The third reason is the lens range. It is admittedly a slow roll-out and Fuji started out unusually with three primes. All of them were good lenses, not necessarily the best out there, but certainly a good deal better than your average kit lens. They also look good and feel good and are very well made. I'm still not convinced by the faux aperture ring on the primes but then it seems to work fine, so I'm nit-picking really. They have since brought out two zooms, neither particularly small and light, but again decent quality and pleasingly with reasonably fast apertures. They have also got Zeiss making lenses for them, which do seem to offer little in terms of a quality gap over the native lenses, but its an encouraging sign none the less.
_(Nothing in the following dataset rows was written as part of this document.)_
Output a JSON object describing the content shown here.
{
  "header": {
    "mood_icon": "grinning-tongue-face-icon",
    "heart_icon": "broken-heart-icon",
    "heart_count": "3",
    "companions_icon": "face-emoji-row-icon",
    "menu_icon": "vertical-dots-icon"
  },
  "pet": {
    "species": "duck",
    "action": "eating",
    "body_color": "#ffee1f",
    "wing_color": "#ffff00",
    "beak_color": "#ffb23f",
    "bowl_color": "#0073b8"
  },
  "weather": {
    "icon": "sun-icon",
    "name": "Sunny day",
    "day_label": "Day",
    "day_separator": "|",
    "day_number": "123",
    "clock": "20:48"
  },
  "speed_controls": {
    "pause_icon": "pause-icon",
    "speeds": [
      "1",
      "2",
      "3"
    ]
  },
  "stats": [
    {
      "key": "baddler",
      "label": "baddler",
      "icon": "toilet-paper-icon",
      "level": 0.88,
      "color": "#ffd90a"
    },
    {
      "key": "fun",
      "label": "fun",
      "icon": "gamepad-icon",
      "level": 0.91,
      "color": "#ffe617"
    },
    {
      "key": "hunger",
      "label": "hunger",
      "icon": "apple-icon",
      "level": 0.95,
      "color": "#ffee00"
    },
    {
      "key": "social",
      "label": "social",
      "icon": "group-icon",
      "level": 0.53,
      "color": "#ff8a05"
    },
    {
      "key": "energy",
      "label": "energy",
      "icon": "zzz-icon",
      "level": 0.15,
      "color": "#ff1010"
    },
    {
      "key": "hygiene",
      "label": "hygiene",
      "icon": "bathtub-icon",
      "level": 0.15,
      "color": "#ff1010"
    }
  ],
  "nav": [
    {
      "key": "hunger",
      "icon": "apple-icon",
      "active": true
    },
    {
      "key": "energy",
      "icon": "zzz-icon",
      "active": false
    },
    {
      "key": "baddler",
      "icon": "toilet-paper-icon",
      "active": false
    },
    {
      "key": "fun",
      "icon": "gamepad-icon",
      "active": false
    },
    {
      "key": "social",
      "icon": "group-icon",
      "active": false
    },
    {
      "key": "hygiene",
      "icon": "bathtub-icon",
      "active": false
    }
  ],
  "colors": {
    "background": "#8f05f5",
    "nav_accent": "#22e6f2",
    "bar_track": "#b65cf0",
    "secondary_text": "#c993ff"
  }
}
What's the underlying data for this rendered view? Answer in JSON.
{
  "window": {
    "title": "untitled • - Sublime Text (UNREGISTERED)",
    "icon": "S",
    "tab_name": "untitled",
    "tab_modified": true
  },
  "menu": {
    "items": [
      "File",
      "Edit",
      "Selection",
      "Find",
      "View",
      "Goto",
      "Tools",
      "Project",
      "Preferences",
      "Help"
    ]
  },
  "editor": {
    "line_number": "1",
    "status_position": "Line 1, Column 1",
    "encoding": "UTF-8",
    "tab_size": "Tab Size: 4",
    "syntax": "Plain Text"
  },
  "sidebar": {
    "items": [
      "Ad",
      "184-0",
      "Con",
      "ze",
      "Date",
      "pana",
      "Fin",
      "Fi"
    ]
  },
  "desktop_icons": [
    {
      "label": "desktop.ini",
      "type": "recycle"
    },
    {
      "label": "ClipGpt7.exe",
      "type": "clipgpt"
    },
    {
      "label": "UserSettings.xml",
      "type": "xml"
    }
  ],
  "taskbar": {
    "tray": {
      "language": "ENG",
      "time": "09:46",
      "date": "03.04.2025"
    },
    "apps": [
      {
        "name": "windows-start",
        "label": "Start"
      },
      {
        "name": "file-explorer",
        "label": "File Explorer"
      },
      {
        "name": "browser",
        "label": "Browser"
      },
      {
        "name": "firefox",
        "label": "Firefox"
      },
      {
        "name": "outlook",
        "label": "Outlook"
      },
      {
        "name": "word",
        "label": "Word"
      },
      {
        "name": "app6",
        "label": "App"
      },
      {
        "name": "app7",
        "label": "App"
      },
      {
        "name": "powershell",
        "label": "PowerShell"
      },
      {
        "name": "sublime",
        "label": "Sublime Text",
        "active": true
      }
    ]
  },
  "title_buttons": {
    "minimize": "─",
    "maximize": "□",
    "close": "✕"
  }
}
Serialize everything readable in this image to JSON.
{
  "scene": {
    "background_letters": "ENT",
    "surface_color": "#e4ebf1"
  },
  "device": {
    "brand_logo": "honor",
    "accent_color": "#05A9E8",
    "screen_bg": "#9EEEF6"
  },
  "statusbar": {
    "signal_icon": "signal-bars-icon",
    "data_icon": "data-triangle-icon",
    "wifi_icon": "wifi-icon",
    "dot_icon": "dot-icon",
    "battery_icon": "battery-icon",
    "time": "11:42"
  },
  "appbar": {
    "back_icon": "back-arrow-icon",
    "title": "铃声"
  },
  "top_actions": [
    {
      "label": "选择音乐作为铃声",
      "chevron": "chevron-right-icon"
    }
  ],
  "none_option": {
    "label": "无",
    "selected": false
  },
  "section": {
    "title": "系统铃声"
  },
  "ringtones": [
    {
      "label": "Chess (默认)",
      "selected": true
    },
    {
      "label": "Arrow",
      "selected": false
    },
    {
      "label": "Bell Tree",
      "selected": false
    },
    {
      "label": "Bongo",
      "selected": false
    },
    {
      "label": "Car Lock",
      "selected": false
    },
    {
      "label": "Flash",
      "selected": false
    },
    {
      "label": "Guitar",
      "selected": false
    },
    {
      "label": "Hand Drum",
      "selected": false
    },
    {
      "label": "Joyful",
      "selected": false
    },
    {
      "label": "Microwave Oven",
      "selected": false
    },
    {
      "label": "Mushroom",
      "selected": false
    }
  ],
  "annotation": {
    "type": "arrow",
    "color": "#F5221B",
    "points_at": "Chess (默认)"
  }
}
There is also the ability, as with all mirrorless systems to use third party lenses. Canons, Nikons and M-Mount all work with them and hopefully tomorrows firmware update with Focus Peaking will make this an easier and less fiddly procedure. 

Fourthly Fuji, with the exception of the X100s which is too expensive, seem to have a realistic attitude to pricing. Despite being the most 'authentic' of the lookaleicas they don't have Sony's ridiculous pretensions with a camera like the RX1, which is ludicrously overpriced. The X-E1 with the 18-55mm zoom is around £800-900 here in the UK, which compares favourably with the £1700 or so you would currently have to shell out for a GH3 + 12-35mm zoom. There are things the GH3 can do which the X-E1 can't, particularly with regard to video, but double the price? The lenses are also reasonably and realistically priced. They aren't cheap certainly, But again compared to the alternatives I think they are reasonable. The Zeiss badged Sony 24mm f/1.8 is still around £800 for a lens that my tests inicated wasn't as sharp as the 18-55mm kit zoom at certain apertures, so the 18mm and 35mm Fuji primes can almost be seen as bargains. 

While these are advantages there are certainly still improvements that need to be made. The appalling battery life is No.1 on my list of priorities and the AF speed still needs improving. Hopefully tomorrows firmware update can improve that. Again from my perspective I would love them to do something with the shutter. It reminds me of m4/3 shutter buttons, which is no compliment. If anyone from Fuji is reading this, can we please have an electronic shutter or if not that one which actually feels like something is happening when you press it? I would mention that Leica have electronic shutters on their X cameras. Also the lens range still needs extending. The 55-200mm zoom is currently the only serious telephoto option and that is big and heavy. A fast 90mm prime would be ideal. And do we really need a pancake? For gods sake everybodys got one of those, I thought Fuji was supposed to be different? And while we are on the subject, why the delay on the wide-angle zoom?

So thats my take on the Fuji cameras. An attempt to explain why I've been able to put up with their 'quirks' and problems. This is why I like using them and despite using unspeakable language when sometimes processing raw files (now thankfully much less with the Iridient software) have persevered.

Oh and I almost forgot. There is something else that makes them special. They are just so damn sexy!!